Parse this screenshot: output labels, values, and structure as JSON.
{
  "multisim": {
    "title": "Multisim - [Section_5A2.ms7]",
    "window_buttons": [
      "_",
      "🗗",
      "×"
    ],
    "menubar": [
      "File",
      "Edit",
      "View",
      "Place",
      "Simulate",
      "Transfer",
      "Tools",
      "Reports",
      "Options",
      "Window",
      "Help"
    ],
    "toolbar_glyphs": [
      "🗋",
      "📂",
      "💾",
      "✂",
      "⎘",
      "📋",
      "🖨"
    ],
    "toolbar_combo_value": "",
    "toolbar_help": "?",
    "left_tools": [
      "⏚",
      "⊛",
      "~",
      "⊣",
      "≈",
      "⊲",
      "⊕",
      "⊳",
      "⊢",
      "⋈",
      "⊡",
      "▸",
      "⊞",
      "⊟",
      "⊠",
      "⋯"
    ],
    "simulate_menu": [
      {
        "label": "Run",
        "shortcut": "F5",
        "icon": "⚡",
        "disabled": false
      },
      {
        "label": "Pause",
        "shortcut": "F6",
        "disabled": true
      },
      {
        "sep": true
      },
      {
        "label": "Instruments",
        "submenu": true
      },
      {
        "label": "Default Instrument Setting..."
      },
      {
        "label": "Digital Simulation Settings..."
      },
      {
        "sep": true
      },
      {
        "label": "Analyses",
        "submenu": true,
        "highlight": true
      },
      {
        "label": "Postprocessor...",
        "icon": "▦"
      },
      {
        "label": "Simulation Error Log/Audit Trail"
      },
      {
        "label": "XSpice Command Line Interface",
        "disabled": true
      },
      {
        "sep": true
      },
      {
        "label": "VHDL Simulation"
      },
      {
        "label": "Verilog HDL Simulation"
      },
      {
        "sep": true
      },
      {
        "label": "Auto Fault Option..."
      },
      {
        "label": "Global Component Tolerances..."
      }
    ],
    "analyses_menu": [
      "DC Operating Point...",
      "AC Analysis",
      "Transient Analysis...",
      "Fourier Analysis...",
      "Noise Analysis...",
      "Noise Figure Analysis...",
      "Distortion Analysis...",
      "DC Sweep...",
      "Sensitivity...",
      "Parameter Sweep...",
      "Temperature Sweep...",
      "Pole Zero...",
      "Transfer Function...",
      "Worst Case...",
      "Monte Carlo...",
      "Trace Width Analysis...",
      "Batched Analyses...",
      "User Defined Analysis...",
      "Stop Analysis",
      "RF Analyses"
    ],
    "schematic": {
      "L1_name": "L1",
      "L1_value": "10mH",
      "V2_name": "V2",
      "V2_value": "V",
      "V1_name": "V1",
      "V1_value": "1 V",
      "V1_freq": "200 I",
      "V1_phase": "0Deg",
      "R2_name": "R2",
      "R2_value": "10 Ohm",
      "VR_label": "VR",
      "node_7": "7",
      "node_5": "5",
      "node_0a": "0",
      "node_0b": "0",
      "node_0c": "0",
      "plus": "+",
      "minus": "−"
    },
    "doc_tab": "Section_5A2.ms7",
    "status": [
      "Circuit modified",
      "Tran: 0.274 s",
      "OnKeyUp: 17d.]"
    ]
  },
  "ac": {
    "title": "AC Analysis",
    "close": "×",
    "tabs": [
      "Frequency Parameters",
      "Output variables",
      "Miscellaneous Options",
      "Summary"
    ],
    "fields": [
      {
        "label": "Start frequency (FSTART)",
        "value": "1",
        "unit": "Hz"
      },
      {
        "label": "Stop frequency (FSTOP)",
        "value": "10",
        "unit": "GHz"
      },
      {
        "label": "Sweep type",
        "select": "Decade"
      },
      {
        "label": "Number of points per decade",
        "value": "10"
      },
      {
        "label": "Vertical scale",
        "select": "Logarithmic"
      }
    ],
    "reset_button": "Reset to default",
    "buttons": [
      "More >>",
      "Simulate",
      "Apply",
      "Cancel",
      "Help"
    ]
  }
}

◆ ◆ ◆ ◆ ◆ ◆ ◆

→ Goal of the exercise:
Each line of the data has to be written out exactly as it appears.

→ Task solution:
Parse this screenshot: output labels, values, and structure as JSON.
{
  "multisim": {
    "title": "Multisim - [Section_5A2.ms7]",
    "window_buttons": [
      "_",
      "🗗",
      "×"
    ],
    "menubar": [
      "File",
      "Edit",
      "View",
      "Place",
      "Simulate",
      "Transfer",
      "Tools",
      "Reports",
      "Options",
      "Window",
      "Help"
    ],
    "toolbar_glyphs": [
      "🗋",
      "📂",
      "💾",
      "✂",
      "⎘",
      "📋",
      "🖨"
    ],
    "toolbar_combo_value": "",
    "toolbar_help": "?",
    "left_tools": [
      "⏚",
      "⊛",
      "~",
      "⊣",
      "≈",
      "⊲",
      "⊕",
      "⊳",
      "⊢",
      "⋈",
      "⊡",
      "▸",
      "⊞",
      "⊟",
      "⊠",
      "⋯"
    ],
    "simulate_menu": [
      {
        "label": "Run",
        "shortcut": "F5",
        "icon": "⚡",
        "disabled": false
      },
      {
        "label": "Pause",
        "shortcut": "F6",
        "disabled": true
      },
      {
        "sep": true
      },
      {
        "label": "Instruments",
        "submenu": true
      },
      {
        "label": "Default Instrument Setting..."
      },
      {
        "label": "Digital Simulation Settings..."
      },
      {
        "sep": true
      },
      {
        "label": "Analyses",
        "submenu": true,
        "highlight": true
      },
      {
        "label": "Postprocessor...",
        "icon": "▦"
      },
      {
        "label": "Simulation Error Log/Audit Trail"
      },
      {
        "label": "XSpice Command Line Interface",
        "disabled": true
      },
      {
        "sep": true
      },
      {
        "label": "VHDL Simulation"
      },
      {
        "label": "Verilog HDL Simulation"
      },
      {
        "sep": true
      },
      {
        "label": "Auto Fault Option..."
      },
      {
        "label": "Global Component Tolerances..."
      }
    ],
    "analyses_menu": [
      "DC Operating Point...",
      "AC Analysis",
      "Transient Analysis...",
      "Fourier Analysis...",
      "Noise Analysis...",
      "Noise Figure Analysis...",
      "Distortion Analysis...",
      "DC Sweep...",
      "Sensitivity...",
      "Parameter Sweep...",
      "Temperature Sweep...",
      "Pole Zero...",
      "Transfer Function...",
      "Worst Case...",
      "Monte Carlo...",
      "Trace Width Analysis...",
      "Batched Analyses...",
      "User Defined Analysis...",
      "Stop Analysis",
      "RF Analyses"
    ],
    "schematic": {
      "L1_name": "L1",
      "L1_value": "10mH",
      "V2_name": "V2",
      "V2_value": "V",
      "V1_name": "V1",
      "V1_value": "1 V",
      "V1_freq": "200 I",
      "V1_phase": "0Deg",
      "R2_name": "R2",
      "R2_value": "10 Ohm",
      "VR_label": "VR",
      "node_7": "7",
      "node_5": "5",
      "node_0a": "0",
      "node_0b": "0",
      "node_0c": "0",
      "plus": "+",
      "minus": "−"
    },
    "doc_tab": "Section_5A2.ms7",
    "status": [
      "Circuit modified",
      "Tran: 0.274 s",
      "OnKeyUp: 17d.]"
    ]
  },
  "ac": {
    "title": "AC Analysis",
    "close": "×",
    "tabs": [
      "Frequency Parameters",
      "Output variables",
      "Miscellaneous Options",
      "Summary"
    ],
    "fields": [
      {
        "label": "Start frequency (FSTART)",
        "value": "1",
        "unit": "Hz"
      },
      {
        "label": "Stop frequency (FSTOP)",
        "value": "10",
        "unit": "GHz"
      },
      {
        "label": "Sweep type",
        "select": "Decade"
      },
      {
        "label": "Number of points per decade",
        "value": "10"
      },
      {
        "label": "Vertical scale",
        "select": "Logarithmic"
      }
    ],
    "reset_button": "Reset to default",
    "buttons": [
      "More >>",
      "Simulate",
      "Apply",
      "Cancel",
      "Help"
    ]
  }
}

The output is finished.